[Entries taken from a collection]
[Start of Attachment]

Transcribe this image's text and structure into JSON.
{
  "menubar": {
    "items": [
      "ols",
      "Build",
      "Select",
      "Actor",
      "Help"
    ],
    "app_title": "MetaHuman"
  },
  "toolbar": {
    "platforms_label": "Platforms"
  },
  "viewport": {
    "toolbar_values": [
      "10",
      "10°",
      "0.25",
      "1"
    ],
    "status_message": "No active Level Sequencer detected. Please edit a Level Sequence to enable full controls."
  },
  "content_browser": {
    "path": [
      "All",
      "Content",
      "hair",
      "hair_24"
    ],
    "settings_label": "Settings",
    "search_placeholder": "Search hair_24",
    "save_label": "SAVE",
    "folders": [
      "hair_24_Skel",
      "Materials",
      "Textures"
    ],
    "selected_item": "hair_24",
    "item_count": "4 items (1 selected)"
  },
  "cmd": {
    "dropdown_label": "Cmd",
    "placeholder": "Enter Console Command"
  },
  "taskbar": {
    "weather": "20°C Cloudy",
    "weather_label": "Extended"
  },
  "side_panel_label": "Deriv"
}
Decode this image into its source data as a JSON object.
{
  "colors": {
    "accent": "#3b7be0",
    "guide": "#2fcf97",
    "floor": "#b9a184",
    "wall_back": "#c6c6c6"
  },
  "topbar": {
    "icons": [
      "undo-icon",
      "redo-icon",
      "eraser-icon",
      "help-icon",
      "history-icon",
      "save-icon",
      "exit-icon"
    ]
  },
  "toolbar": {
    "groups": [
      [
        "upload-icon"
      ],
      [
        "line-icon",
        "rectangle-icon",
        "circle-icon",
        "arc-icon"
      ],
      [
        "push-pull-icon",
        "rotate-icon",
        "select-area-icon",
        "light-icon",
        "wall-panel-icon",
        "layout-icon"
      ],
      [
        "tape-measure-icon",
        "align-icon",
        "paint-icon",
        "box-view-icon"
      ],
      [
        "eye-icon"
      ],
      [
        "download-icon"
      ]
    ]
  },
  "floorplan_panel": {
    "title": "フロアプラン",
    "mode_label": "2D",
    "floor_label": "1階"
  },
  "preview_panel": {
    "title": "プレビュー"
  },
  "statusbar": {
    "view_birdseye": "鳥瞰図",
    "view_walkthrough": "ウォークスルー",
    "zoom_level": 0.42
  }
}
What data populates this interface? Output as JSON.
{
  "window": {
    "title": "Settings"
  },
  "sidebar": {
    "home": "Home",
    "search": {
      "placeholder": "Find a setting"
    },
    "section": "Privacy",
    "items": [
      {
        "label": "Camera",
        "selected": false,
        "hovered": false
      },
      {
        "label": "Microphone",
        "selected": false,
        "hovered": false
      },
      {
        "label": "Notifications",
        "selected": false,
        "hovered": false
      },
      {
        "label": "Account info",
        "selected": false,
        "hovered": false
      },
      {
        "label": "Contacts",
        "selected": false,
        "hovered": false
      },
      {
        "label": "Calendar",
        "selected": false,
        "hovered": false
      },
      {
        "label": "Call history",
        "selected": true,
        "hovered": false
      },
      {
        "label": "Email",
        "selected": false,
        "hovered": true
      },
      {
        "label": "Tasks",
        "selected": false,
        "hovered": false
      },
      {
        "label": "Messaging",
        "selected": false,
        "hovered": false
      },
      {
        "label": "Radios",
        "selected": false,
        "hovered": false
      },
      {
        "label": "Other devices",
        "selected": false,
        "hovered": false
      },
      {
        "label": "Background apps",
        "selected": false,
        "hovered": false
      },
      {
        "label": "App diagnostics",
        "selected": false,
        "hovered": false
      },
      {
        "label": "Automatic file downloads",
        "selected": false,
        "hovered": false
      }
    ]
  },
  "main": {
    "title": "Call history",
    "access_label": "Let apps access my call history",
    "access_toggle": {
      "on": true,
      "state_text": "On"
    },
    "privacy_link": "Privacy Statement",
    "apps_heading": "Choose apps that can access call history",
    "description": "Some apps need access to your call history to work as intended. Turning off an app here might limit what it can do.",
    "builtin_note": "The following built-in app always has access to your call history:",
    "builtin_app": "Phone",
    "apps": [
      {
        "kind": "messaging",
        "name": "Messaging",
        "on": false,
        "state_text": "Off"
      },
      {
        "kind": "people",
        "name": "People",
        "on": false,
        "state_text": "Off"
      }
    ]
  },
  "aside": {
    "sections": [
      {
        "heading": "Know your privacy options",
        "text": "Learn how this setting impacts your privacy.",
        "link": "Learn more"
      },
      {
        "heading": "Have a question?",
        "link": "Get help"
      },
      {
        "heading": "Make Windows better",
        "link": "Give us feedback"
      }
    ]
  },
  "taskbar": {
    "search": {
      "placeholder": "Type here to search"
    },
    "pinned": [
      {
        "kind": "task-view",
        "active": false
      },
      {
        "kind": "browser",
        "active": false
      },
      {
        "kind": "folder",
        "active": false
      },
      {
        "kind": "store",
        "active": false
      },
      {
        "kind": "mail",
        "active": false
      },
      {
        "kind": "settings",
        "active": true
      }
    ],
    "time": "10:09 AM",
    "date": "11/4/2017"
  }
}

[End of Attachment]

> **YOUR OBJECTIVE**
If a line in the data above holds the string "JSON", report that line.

> **RESPONSE TO THIS EXERCISE**
Transcribe this image's text and structure into JSON.
Decode this image into its source data as a JSON object.
What data populates this interface? Output as JSON.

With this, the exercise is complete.